Exercise brief ->
So that the copy matches the original, write out every entry exactly.
──────── Task material
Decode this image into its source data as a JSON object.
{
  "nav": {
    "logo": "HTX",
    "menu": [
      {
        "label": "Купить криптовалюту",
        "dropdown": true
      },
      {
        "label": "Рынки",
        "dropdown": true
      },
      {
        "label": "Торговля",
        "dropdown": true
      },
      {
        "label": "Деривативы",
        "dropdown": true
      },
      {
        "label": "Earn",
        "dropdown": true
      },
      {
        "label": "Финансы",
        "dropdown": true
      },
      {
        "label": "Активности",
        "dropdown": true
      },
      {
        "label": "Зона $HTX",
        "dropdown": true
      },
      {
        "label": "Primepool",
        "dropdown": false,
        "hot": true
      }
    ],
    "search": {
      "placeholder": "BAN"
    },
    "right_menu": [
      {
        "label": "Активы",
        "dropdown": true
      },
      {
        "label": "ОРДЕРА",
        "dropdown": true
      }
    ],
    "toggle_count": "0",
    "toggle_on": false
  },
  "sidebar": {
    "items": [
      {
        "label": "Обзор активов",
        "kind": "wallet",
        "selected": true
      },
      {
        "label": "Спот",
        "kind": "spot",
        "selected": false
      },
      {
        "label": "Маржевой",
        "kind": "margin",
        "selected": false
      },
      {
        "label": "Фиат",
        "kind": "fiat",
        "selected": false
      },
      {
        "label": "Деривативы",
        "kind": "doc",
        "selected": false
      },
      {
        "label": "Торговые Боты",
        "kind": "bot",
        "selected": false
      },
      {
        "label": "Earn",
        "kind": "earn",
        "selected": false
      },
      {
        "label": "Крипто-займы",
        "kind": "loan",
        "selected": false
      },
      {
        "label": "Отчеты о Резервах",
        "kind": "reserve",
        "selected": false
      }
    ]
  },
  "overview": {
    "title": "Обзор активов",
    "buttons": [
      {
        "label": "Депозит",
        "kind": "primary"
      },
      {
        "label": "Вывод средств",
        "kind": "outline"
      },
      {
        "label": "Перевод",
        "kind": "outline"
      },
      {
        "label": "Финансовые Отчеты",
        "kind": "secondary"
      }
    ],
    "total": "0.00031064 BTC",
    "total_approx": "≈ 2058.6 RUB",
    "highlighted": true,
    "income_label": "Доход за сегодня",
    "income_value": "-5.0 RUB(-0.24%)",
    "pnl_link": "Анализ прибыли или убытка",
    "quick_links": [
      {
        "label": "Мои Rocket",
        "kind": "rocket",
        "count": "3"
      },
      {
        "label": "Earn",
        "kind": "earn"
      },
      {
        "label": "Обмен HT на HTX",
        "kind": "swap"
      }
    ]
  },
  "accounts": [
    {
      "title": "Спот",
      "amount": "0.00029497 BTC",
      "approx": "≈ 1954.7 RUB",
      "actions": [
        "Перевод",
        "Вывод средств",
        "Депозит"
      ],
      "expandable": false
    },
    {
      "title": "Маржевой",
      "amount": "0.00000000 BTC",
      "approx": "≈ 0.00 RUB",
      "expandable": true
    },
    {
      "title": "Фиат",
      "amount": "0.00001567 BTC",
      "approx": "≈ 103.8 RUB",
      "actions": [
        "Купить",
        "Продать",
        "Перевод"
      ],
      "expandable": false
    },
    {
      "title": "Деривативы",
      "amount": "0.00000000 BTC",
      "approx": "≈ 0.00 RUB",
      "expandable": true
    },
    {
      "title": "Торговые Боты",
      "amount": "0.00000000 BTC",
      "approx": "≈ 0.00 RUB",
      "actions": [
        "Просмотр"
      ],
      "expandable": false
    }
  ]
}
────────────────
Answer below ->
Decode this image into its source data as a JSON object.
{
  "nav": {
    "logo": "HTX",
    "menu": [
      {
        "label": "Купить криптовалюту",
        "dropdown": true
      },
      {
        "label": "Рынки",
        "dropdown": true
      },
      {
        "label": "Торговля",
        "dropdown": true
      },
      {
        "label": "Деривативы",
        "dropdown": true
      },
      {
        "label": "Earn",
        "dropdown": true
      },
      {
        "label": "Финансы",
        "dropdown": true
      },
      {
        "label": "Активности",
        "dropdown": true
      },
      {
        "label": "Зона $HTX",
        "dropdown": true
      },
      {
        "label": "Primepool",
        "dropdown": false,
        "hot": true
      }
    ],
    "search": {
      "placeholder": "BAN"
    },
    "right_menu": [
      {
        "label": "Активы",
        "dropdown": true
      },
      {
        "label": "ОРДЕРА",
        "dropdown": true
      }
    ],
    "toggle_count": "0",
    "toggle_on": false
  },
  "sidebar": {
    "items": [
      {
        "label": "Обзор активов",
        "kind": "wallet",
        "selected": true
      },
      {
        "label": "Спот",
        "kind": "spot",
        "selected": false
      },
      {
        "label": "Маржевой",
        "kind": "margin",
        "selected": false
      },
      {
        "label": "Фиат",
        "kind": "fiat",
        "selected": false
      },
      {
        "label": "Деривативы",
        "kind": "doc",
        "selected": false
      },
      {
        "label": "Торговые Боты",
        "kind": "bot",
        "selected": false
      },
      {
        "label": "Earn",
        "kind": "earn",
        "selected": false
      },
      {
        "label": "Крипто-займы",
        "kind": "loan",
        "selected": false
      },
      {
        "label": "Отчеты о Резервах",
        "kind": "reserve",
        "selected": false
      }
    ]
  },
  "overview": {
    "title": "Обзор активов",
    "buttons": [
      {
        "label": "Депозит",
        "kind": "primary"
      },
      {
        "label": "Вывод средств",
        "kind": "outline"
      },
      {
        "label": "Перевод",
        "kind": "outline"
      },
      {
        "label": "Финансовые Отчеты",
        "kind": "secondary"
      }
    ],
    "total": "0.00031064 BTC",
    "total_approx": "≈ 2058.6 RUB",
    "highlighted": true,
    "income_label": "Доход за сегодня",
    "income_value": "-5.0 RUB(-0.24%)",
    "pnl_link": "Анализ прибыли или убытка",
    "quick_links": [
      {
        "label": "Мои Rocket",
        "kind": "rocket",
        "count": "3"
      },
      {
        "label": "Earn",
        "kind": "earn"
      },
      {
        "label": "Обмен HT на HTX",
        "kind": "swap"
      }
    ]
  },
  "accounts": [
    {
      "title": "Спот",
      "amount": "0.00029497 BTC",
      "approx": "≈ 1954.7 RUB",
      "actions": [
        "Перевод",
        "Вывод средств",
        "Депозит"
      ],
      "expandable": false
    },
    {
      "title": "Маржевой",
      "amount": "0.00000000 BTC",
      "approx": "≈ 0.00 RUB",
      "expandable": true
    },
    {
      "title": "Фиат",
      "amount": "0.00001567 BTC",
      "approx": "≈ 103.8 RUB",
      "actions": [
        "Купить",
        "Продать",
        "Перевод"
      ],
      "expandable": false
    },
    {
      "title": "Деривативы",
      "amount": "0.00000000 BTC",
      "approx": "≈ 0.00 RUB",
      "expandable": true
    },
    {
      "title": "Торговые Боты",
      "amount": "0.00000000 BTC",
      "approx": "≈ 0.00 RUB",
      "actions": [
        "Просмотр"
      ],
      "expandable": false
    }
  ]
}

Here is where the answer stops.